Left to right: gradual reduction of shape details

Left to right: gradual reduction of shape details


It has to be understood that statistically there are exponentially more nodes as we decrease the cluster size. There is one root node known as the image background, but as many leaf nodes as there are number of pixels. As such, fidelity is actually a cutoff which we discard all clusters smaller than a desired size. When this cutoff threshold is low, we are removing salt and pepper noise but in a true color sense. As we increase this cutoff, structures are being discarded. Further increasing this cutoff, the image would become more abstract, and in the end only one solid background will be left.

It is important to note that this background color is not the mean pixel color of the image, but is the average color of the largest cluster, which conceptually is the ‘base tone’ of the given image.

Left: low fidelity; Right: high fidelity

Left: low fidelity; Right: high fidelity

Color Levels

More color levels mean finer gradient. Color levels set to 256 means utilizing the full color precision of RGB888. Setting color levels to 32 meaning a cluster has to have at least a color difference of 8 in order to be considered a separate cluster with the cluster on the upper level. In effect, tuning down the color levels would create a retro 8-bit color look. While the number of colors in the palette is limited, the colors are still 24-bit and thus are faithful to the original image.

Left: less color levels; Right: more color levels

Left: less color levels; Right: more color levels


Segmentation follows stage 3 of the algorithm. Similar clusters are grouped together by the disjoint sets algorithm, where each set of the result represents a solid color patch. For each cluster, its neighbours are being considered. If the color difference is smaller than a defined deviation, they will be put into the same union. To prevent grouping too greedily, after the first union, subsequent union would require stricter thresholds. To output segmentation result, each set would be rendered by the average color of all its constituting clusters.

After this stage, there would still be unwanted patches in the output. The output would further be re-clustered by Stage 1 to 3 described before, and an aggregation pass be applied afterwards. It would prune away smaller patches by merging into the closest (in terms of color) cluster if deviation would allow.

Finally, to output result, each aggregate would be rendered by its original cluster color.

Left: original; Mid: initial segmentation; Right: after aggregation

Left: original; Mid: initial segmentation; Right: after aggregation

The Implementation

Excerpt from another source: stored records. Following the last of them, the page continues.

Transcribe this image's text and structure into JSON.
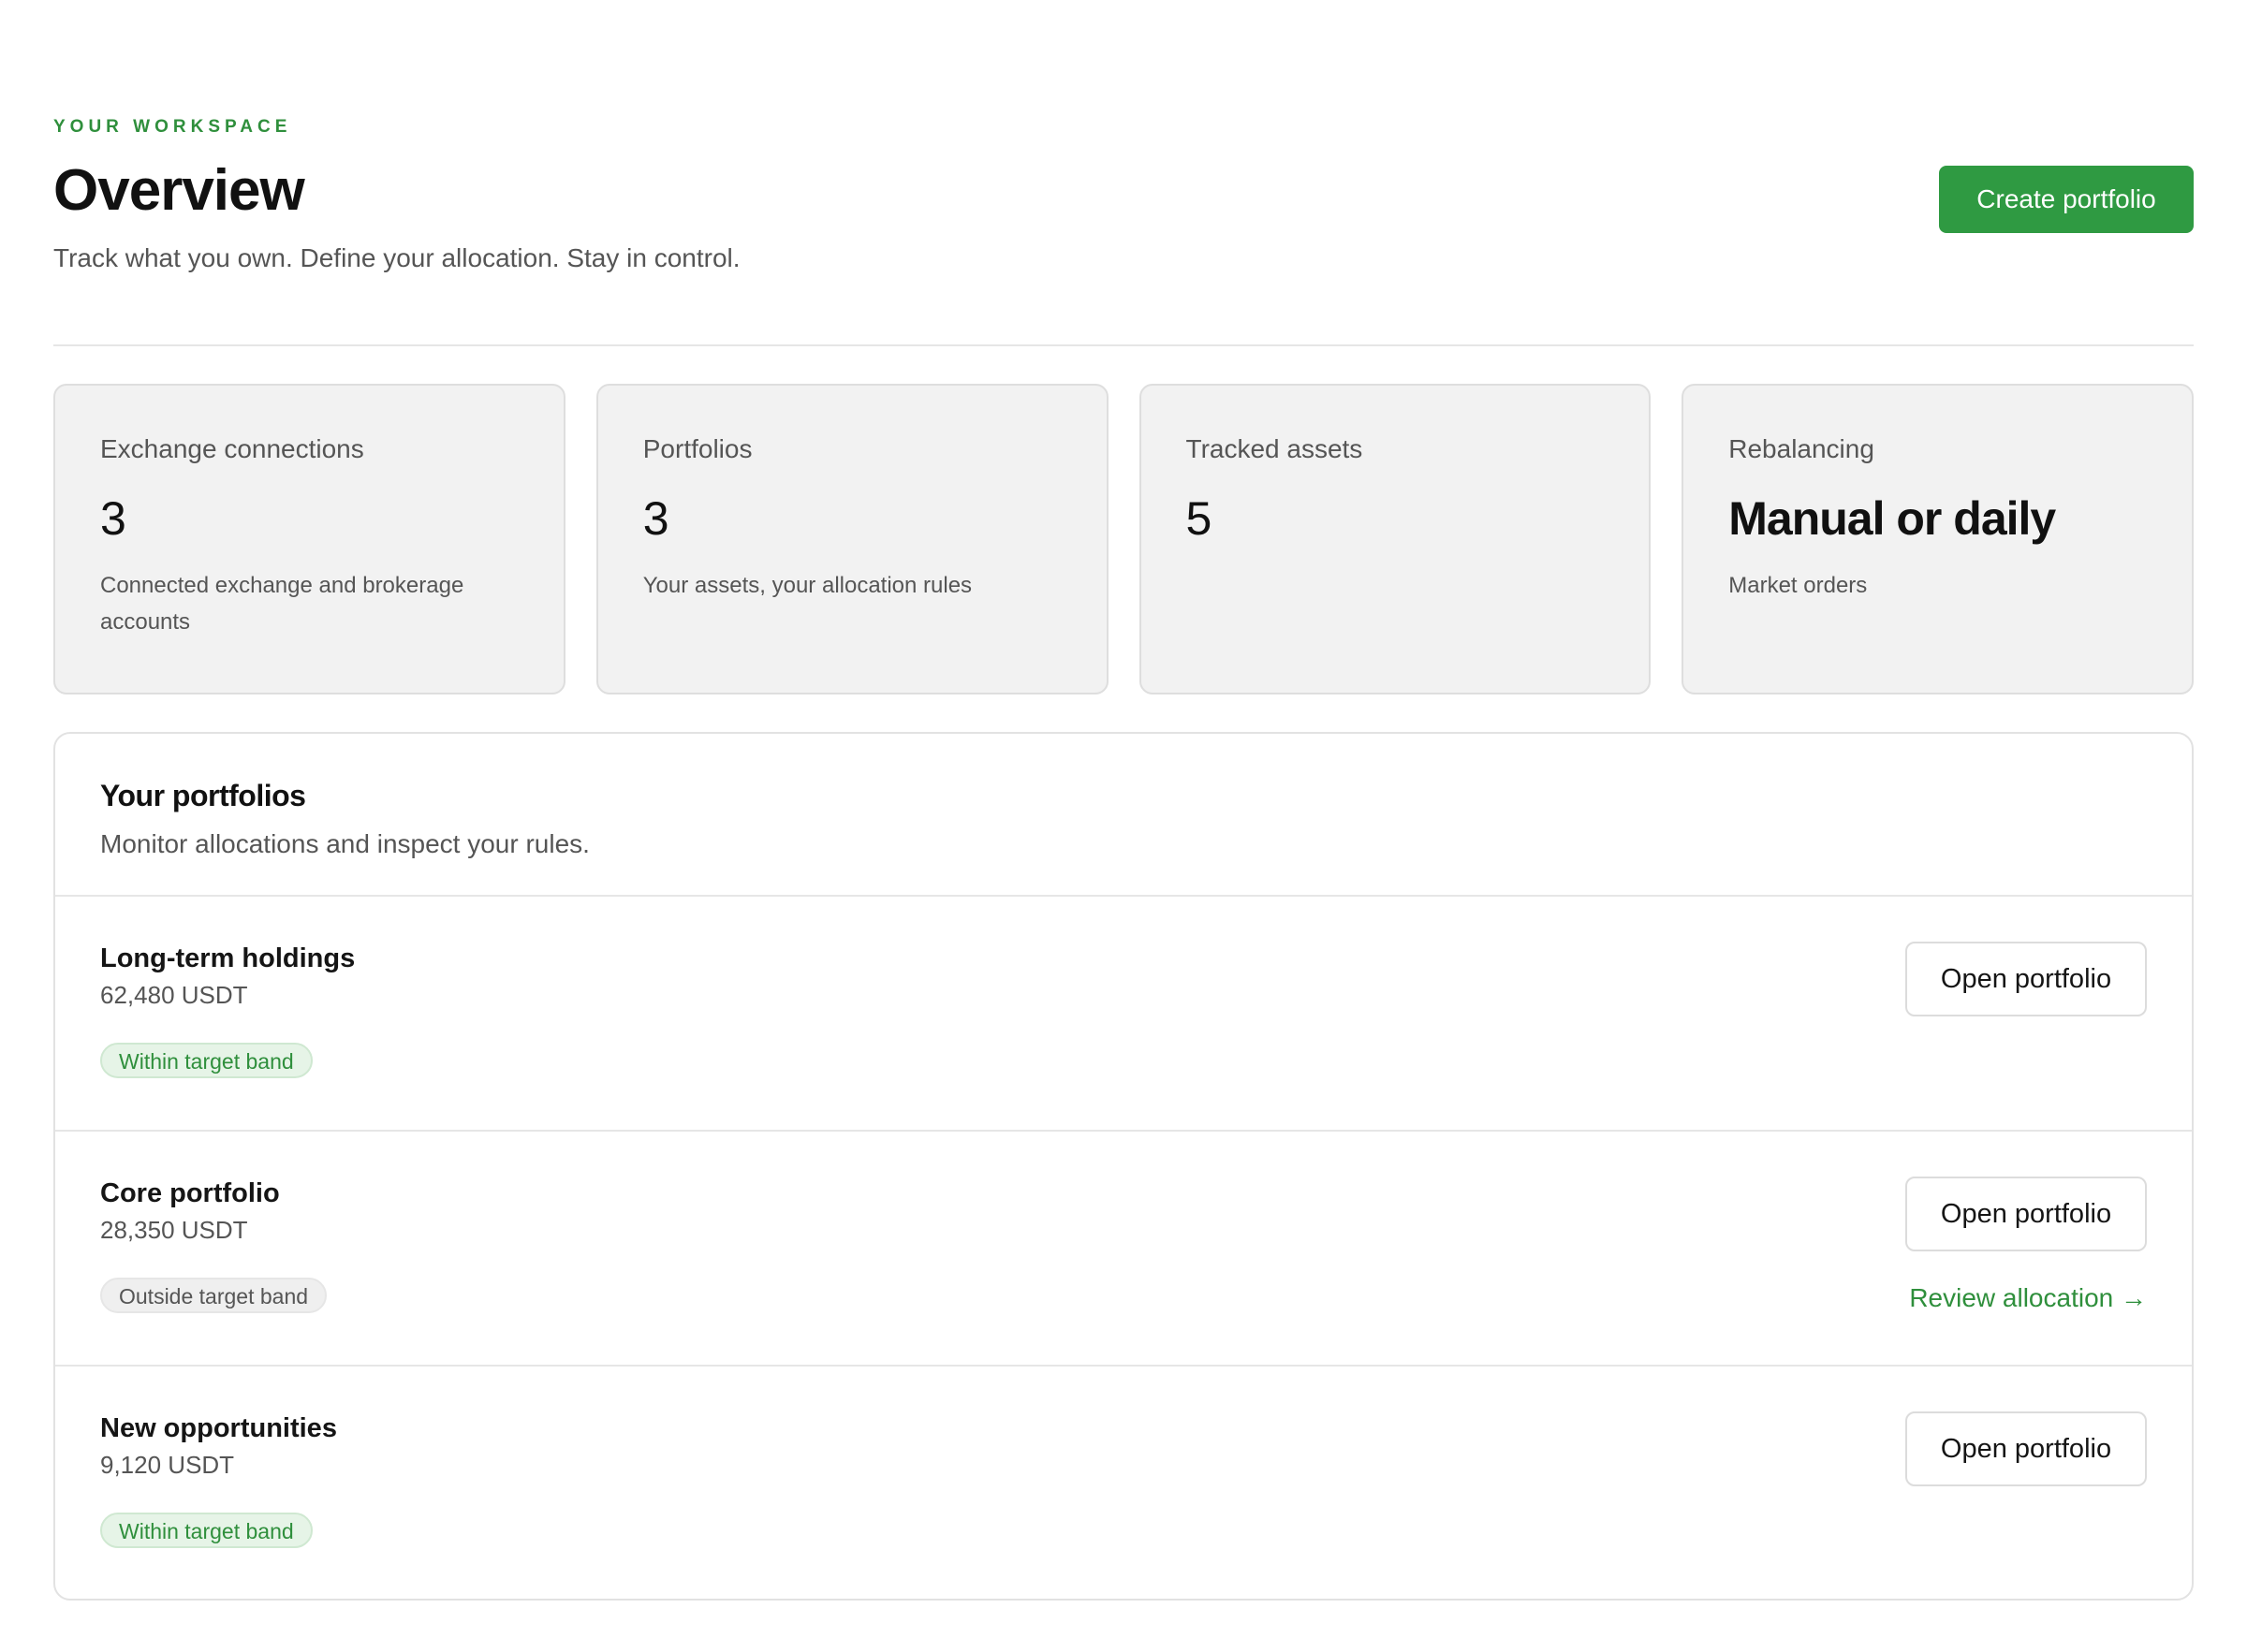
{
  "header": {
    "eyebrow": "YOUR WORKSPACE",
    "title": "Overview",
    "subtitle": "Track what you own. Define your allocation. Stay in control.",
    "create_label": "Create portfolio"
  },
  "stats": [
    {
      "label": "Exchange connections",
      "value": "3",
      "desc": "Connected exchange and brokerage accounts"
    },
    {
      "label": "Portfolios",
      "value": "3",
      "desc": "Your assets, your allocation rules"
    },
    {
      "label": "Tracked assets",
      "value": "5",
      "desc": ""
    },
    {
      "label": "Rebalancing",
      "value": "Manual or daily",
      "desc": "Market orders"
    }
  ],
  "portfolios": {
    "title": "Your portfolios",
    "subtitle": "Monitor allocations and inspect your rules.",
    "open_label": "Open portfolio",
    "review_label": "Review allocation →",
    "items": [
      {
        "name": "Long-term holdings",
        "amount": "62,480 USDT",
        "status": "Within target band"
      },
      {
        "name": "Core portfolio",
        "amount": "28,350 USDT",
        "status": "Outside target band"
      },
      {
        "name": "New opportunities",
        "amount": "9,120 USDT",
        "status": "Within target band"
      }
    ]
  },
  "colors": {
    "accent": "#2f9a42",
    "accent_text": "#2f8f3c",
    "card_bg": "#f2f2f2"
  }
}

The described algorithms are implemented as reusable components under VisionMagic. Together with a processing pipeline, they are designed to support real-time and interactive applications. Users can easily organize processing stages and add additional processing passes as needed.

The Processor trait is the interface that future additions of algorithms will conform to. It also allows us to support video streaming applications in the future.


The above methodology is designed to imitate visual perception in humans. It is thus no surprising that resulting images exhibit characteristics similar to paintings drawn by Artists. As the name suggests, it is heavy inspired by a painting technique that we called ‘Impressionism’ for the meaning it convey during a brief period of art history.

Simplification Parameters: Shape Details = 27983, Fidelity = 51256, Color Levels = 16
Photoshop ‘Oil Paint’ filter: Stylization = 0.1, Cleanliness = 10.0, Scale = 0.1, Bristle Detail = 6.5, Light = -60, Shine = 1.0
Left: Artwork generated by Impression; Right: Water Lilies Painting by Claude Monet

Left: Artwork generated by Impression; Right: Water Lilies Painting by Claude Monet

Photo Credits

Building photo by Hernan Lucio on Unsplash

Dog photo by Elijah Ekdahl on Unsplash

Cityscape photo by Mark Denton on Unsplash

Landscape photo by Luca Bravo on Unsplash

Parrot photo by Sanved Bangale on Unsplash

Water lily photo by Ravi Sharma on Unsplash